“I think Israel under Prime Minister Benjamin Netanyahu makes friends with people who share the Israeli government’s values. Those values are deeply slickened to hatred of Islam and Muslims,” said Antony Loewenstein, a Jerusalem-based, independent journalist and author, who has recently penned Disaster Capitalism: Making A Killing Out Of Catastrophe.
According to Loewenstein, both Israel and far-right movements, which have been fomented by recent migration waves mostly from Muslim-majority countries, have been meeting on a common Islamophobic agenda.
“They have no problem treating Palestinians or Muslims as second-class citizens because they themselves view Muslims as second-class citizens in their own countries like Brazil, Poland, Hungary,” Loewenstein told TRT World, referring to the attitudes of anti-migrant far-right movements across the world.
The Israeli love affair with the new far-right does not only have ideological roots but also political aims.
“Israel wants to get international recognition or legitimacy for its occupation of the Palestinian lands and these countries [where the far-right is on the rise] provide legitimacy,” Loewenstein observed.
“I believe mainstream left-wing groups in the West have either abandoned Israel or pretty much expressed a lot of contempt how Israel treats Palestinians and other minorities,” Loewenstein said, arguing that this abandonment could be one of the leading causes of the recent far-right-Israeli alliance.
“For many people around the world including myself, who is Jewish, I find it very disturbing and offensive,” Loewenstein said.
Loewenstein thinks Netanyahu feels free to pursue such a policy because his first concern is not anti-Semitism, which has recently increased in significant proportions in Europe, forcing 40 percent of Jews to think about leaving Europe, according to a recent study.

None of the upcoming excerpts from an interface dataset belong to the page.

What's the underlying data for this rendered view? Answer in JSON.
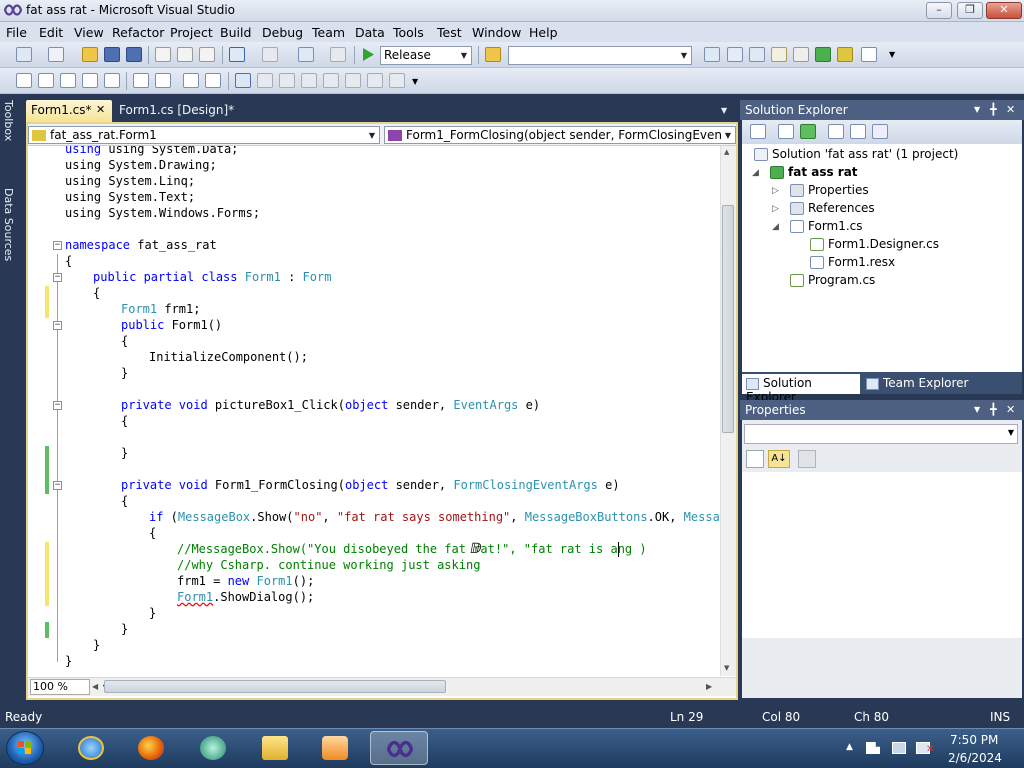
{
  "window": {
    "title": "fat ass rat - Microsoft Visual Studio",
    "minimize": "–",
    "maximize": "❐",
    "close": "✕"
  },
  "menu": [
    "File",
    "Edit",
    "View",
    "Refactor",
    "Project",
    "Build",
    "Debug",
    "Team",
    "Data",
    "Tools",
    "Test",
    "Window",
    "Help"
  ],
  "toolbar": {
    "configuration": "Release",
    "platform_combo": ""
  },
  "side_tabs": [
    "Toolbox",
    "Data Sources"
  ],
  "editor": {
    "tabs": [
      "Form1.cs*",
      "Form1.cs [Design]*"
    ],
    "class_combo": "fat_ass_rat.Form1",
    "member_combo": "Form1_FormClosing(object sender, FormClosingEventArgs e)",
    "zoom": "100 %"
  },
  "code": {
    "l1": "using System.Data;",
    "l2": "using System.Drawing;",
    "l3": "using System.Linq;",
    "l4": "using System.Text;",
    "l5": "using System.Windows.Forms;",
    "ns_kw": "namespace",
    "ns_name": " fat_ass_rat",
    "open_brace": "{",
    "close_brace": "}",
    "class_mods": "public partial class",
    "class_name": " Form1",
    "class_colon": " : ",
    "class_base": "Form",
    "field_type": "Form1",
    "field_name": " frm1;",
    "ctor_kw": "public",
    "ctor_name": " Form1()",
    "init_call": "InitializeComponent();",
    "m1_mods": "private void",
    "m1_name": " pictureBox1_Click(",
    "m1_p1": "object",
    "m1_p1n": " sender, ",
    "m1_p2": "EventArgs",
    "m1_p2n": " e)",
    "m2_mods": "private void",
    "m2_name": " Form1_FormClosing(",
    "m2_p1": "object",
    "m2_p1n": " sender, ",
    "m2_p2": "FormClosingEventArgs",
    "m2_p2n": " e)",
    "if_kw": "if",
    "if_open": " (",
    "if_type": "MessageBox",
    "if_show": ".Show(",
    "if_s1": "\"no\"",
    "if_comma": ", ",
    "if_s2": "\"fat rat says something\"",
    "if_comma2": ", ",
    "if_type2": "MessageBoxButtons",
    "if_ok": ".OK, ",
    "if_type3": "MessageB",
    "c1": "//MessageBox.Show(\"You disobeyed the fat rat!\", \"fat rat is ang )",
    "c2": "//why Csharp. continue working just asking",
    "assign_pre": "frm1 = ",
    "assign_new": "new",
    "assign_sp": " ",
    "assign_type": "Form1",
    "assign_end": "();",
    "show_type": "Form1",
    "show_call": ".ShowDialog();"
  },
  "solution_explorer": {
    "title": "Solution Explorer",
    "nodes": {
      "solution": "Solution 'fat ass rat' (1 project)",
      "project": "fat ass rat",
      "properties": "Properties",
      "references": "References",
      "form1": "Form1.cs",
      "designer": "Form1.Designer.cs",
      "resx": "Form1.resx",
      "program": "Program.cs"
    },
    "tabs": [
      "Solution Explorer",
      "Team Explorer"
    ]
  },
  "properties_panel": {
    "title": "Properties"
  },
  "status": {
    "state": "Ready",
    "ln": "Ln 29",
    "col": "Col 80",
    "ch": "Ch 80",
    "ins": "INS"
  },
  "taskbar": {
    "time": "7:50 PM",
    "date": "2/6/2024"
  },
  "colors": {
    "keyword": "#0000ff",
    "type": "#2b91af",
    "string": "#a31515",
    "comment": "#008000",
    "chrome": "#293955"
  }
}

“They believe and view that all the Jews around the world should move in Israel and be in safe. No way in the world is safe for the Jews unless you live in Israel, they say,” Loewenstein said.
“But the truth is because Israel has been occupying Palestinian lands more than 50 years, in fact, Israel is in some way a very unsafe place for the Jews,” he says.
At the same time, the Israeli government stays silent against the rise of anti-Semitism and Trump-supported white nationalism in the US, he added.
According to Loewenstein, Netanyahu’s Israel believes that “anti-Semitism is not very destructive.”
At the same time, the current far-right agenda is more about Islamophobia than anti-Semitism despite both trends being on the rise, overlapping with Netanyahu’s political agenda.
Furthermore, strangely, the rise of anti-Semitism forces Jews to move to Israel, helping to implement Israel’s political agenda that the country is the only place Jews can feel safe.
But Loewenstein and others still think differently.
“Israel claims to speak for all Jews around the world. Israel claims to be the Jewish state. For me, as a Jew, Israel does not speak for me. Israel is a country that regularly assaults Palestinians and occupies for over 50 years,” he said.
“For me what Jewish values should be is believing in all people are equal,” he concluded.